Size is a conundrum for startups like Humaginarium. We’re born infinitesimally small with no employees, no address, no products, no customers, and no capital. Unlike most hatchlings, we don’t even have parents to foster our growth. We start with just an idea and then a panoply of ideas as immaterial as energy. Yet somehow ideas cause startups to grow. How?
Or more specifically, how fast, how large, and to what end? The answers seem irregular and obscure to me. I listen to How I Built This, the invaluable podcast hosted by Guy Raz, and every success story is more than different; it’s unique. I attend fireside chats with VCs like Ben Horowitz and haven’t caught a whiff of the secret sauce. On the other hand experts like Ron Adner, Chris Anderson, Steve Blank, Geoffrey Moore, Alex Osterwalder, Eric Ries, and Noam Wasserman have published standard methods, tools, templates, and models to explain how startups grow, but I’m still not convinced they figured it out. For one thing, many fine entrepreneurs haven’t read their books or followed their advice. For another, many like me, who did, found it’s about as useful as scripture for writing code.
Yet growth is crucial. So I’m pondering “how I’ll build this” along lines like these. Two years ago we started at an infinitesimally small Point A. We’re now advancing to a minimally viable Point B. In a few years we’ll end up at a big Point X, when we make our way to the exit.
I know what Point A looks like. It’s the company I founded named Humaginarium LLC. We’re earnestly building Point B. It’s named Diabetes Agonistes, our very first minimally viable product with at least one paying customer (hopefully more than one). I’m using the Unit Model Method to inform the design so that it’s repeatable and scalable. Because Diabetes Agonistes has to contain DNA for transforming intellectual energy into subject matter that consumers will learn with and enjoy again and again and again. Without that, it’s just a game.

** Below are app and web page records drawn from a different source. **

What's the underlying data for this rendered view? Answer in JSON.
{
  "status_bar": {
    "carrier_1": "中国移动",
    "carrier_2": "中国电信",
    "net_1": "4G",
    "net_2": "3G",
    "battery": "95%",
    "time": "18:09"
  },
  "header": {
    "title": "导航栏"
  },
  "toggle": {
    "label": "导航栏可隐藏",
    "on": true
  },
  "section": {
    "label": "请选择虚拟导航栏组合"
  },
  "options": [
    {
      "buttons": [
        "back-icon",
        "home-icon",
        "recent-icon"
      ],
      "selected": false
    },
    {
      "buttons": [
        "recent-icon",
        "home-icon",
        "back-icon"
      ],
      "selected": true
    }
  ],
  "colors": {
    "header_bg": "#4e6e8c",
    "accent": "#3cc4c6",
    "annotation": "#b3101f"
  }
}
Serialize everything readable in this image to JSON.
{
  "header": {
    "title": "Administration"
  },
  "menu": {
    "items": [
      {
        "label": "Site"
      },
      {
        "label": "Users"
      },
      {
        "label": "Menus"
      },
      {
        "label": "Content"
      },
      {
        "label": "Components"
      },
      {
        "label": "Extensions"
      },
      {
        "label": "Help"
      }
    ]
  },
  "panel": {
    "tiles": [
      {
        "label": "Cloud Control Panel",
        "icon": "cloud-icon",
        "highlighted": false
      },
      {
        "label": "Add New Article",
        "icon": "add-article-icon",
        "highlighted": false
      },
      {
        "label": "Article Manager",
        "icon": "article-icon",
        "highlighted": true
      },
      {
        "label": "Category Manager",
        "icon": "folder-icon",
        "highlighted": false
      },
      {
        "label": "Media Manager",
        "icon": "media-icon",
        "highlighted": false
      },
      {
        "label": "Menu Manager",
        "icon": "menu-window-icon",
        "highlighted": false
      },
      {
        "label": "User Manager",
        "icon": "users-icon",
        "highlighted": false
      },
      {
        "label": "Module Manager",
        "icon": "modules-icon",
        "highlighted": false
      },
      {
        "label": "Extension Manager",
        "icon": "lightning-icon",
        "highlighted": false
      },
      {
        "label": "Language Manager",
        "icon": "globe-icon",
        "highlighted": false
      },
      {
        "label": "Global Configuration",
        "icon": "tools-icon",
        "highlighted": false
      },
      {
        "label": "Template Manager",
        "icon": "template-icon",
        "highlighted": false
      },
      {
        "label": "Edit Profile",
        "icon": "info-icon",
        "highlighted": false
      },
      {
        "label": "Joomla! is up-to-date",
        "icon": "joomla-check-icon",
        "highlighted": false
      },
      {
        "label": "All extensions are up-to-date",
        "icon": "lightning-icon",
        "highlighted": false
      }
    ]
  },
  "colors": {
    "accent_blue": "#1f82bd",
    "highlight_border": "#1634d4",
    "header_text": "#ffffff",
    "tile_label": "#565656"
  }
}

Now what about Point X? As I say, I’m working on it, but I don’t care much for cookie cutters and a unit model feels a bit like one of those. Make it once, sell it many times. That’s not for me. I want to make many things once and sell each of them many times. This ambition leads me out of the neighborhood of type 2 diabetes and into the realm of chronic illness.
To my way of thinking, Humaginarium is a safe and trustworthy place where people of all stripes go to reckon with their chronic illness, and have fun with it, and practice killing it. Starting with type 2 diabetes and ending with… what?
The answer goes something like this. Diabetes Agonistes is a product. It’s going to lodge in a product portfolio. All told we’ll have nine product portfolios in Humaginarium with dozens of nifty products. The nine portfolios are:
- Endocrinological (home of diabetes)
Have I left out any types of chronic illness? I have indeed, but I also included enough to bound what Humaginarium is, and what it isn’t. It’s very big, huge actually, but exactly the size needed to bend the curve of the #1 cause of sickness, suffering, and death in the United States and worldwide.
If you already know that half of humanity has at least one chronic illness, and if you already know that chronic illness is our #1 killer, and if you already know what each chronic illness is, and if you already know what you can do about it, then you are much farther along than millions of regular folks who may want Humaginarium because we built something they need. Therein lies Point X.
Scientific entertainment. Variation on Seated Nude, by William Bouguereau